● TASK
Count the lines of data below that include "icon". Provide only the number.

[Saved entries]
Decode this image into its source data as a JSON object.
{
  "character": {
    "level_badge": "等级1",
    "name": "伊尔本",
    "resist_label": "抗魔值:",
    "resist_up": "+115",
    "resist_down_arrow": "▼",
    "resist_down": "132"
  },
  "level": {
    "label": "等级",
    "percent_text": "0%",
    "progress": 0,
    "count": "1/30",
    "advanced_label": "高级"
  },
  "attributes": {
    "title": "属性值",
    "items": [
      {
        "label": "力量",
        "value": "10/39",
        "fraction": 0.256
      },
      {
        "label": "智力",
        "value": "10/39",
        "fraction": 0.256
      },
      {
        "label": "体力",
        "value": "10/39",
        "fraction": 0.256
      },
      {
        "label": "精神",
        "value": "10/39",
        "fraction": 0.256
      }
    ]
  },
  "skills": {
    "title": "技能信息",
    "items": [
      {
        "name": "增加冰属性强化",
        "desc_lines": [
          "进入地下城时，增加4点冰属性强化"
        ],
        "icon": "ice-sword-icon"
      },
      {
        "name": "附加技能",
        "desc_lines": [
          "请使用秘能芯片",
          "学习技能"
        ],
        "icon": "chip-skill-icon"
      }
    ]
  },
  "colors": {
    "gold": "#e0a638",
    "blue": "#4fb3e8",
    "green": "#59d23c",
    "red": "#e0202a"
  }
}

● ANSWER
2